In my college dorm, however, physical books are few and far between. They weigh too much to fly back and forth with me over break, and I fear damaging my older copies on the plane. Nowadays, my biggest library is on my phone. Admittedly, it’s a bit disorganized: a 2012 annual review of queer politics in America is lumped in the same folder as Osamu Dazai. Court transcripts from the 1980s are sandwiched between Walt Whitman and Richard Siken. In between volumes of my favorite webnovel is Elie Wiesel. And, of course, like my parents, I keep a copy of the DSM-5 downloaded for light reading.
My goal for the near-future is to replace my pdfs with real books. All hardcover, of course.
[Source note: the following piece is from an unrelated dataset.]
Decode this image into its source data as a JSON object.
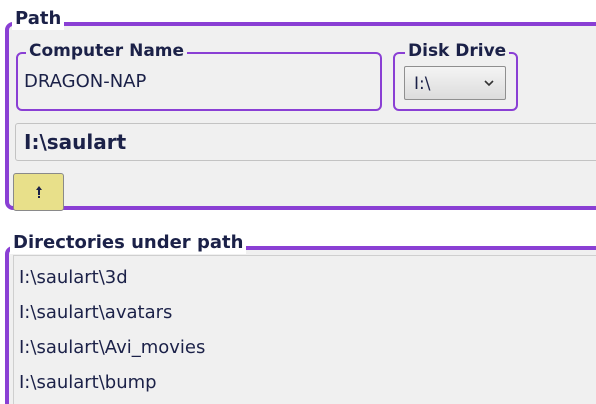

I’d arrange them like I used to: by author and color. They’d be brand new, and I wouldn’t have worried about their price. I’d keep my favorite children’s books with my favorite college textbooks. I’d keep my pocket Bibles with Richard Siken (and stay fully aware of the implications). I’d be able to look in my living room and see all the ways I’ve grown from a dragon-loving kid to a manhwa-loving adult, and I’d love it.
Mack Ibrahim is a second-year at Wheaton College in Illinois. They are majoring in English with a Writing concentration and minoring in American Ethnic Studies. Their hobbies include obsessively reading the webnovel Omniscient Reader’s Viewpoint, going to concerts, and making memes for their D&D group.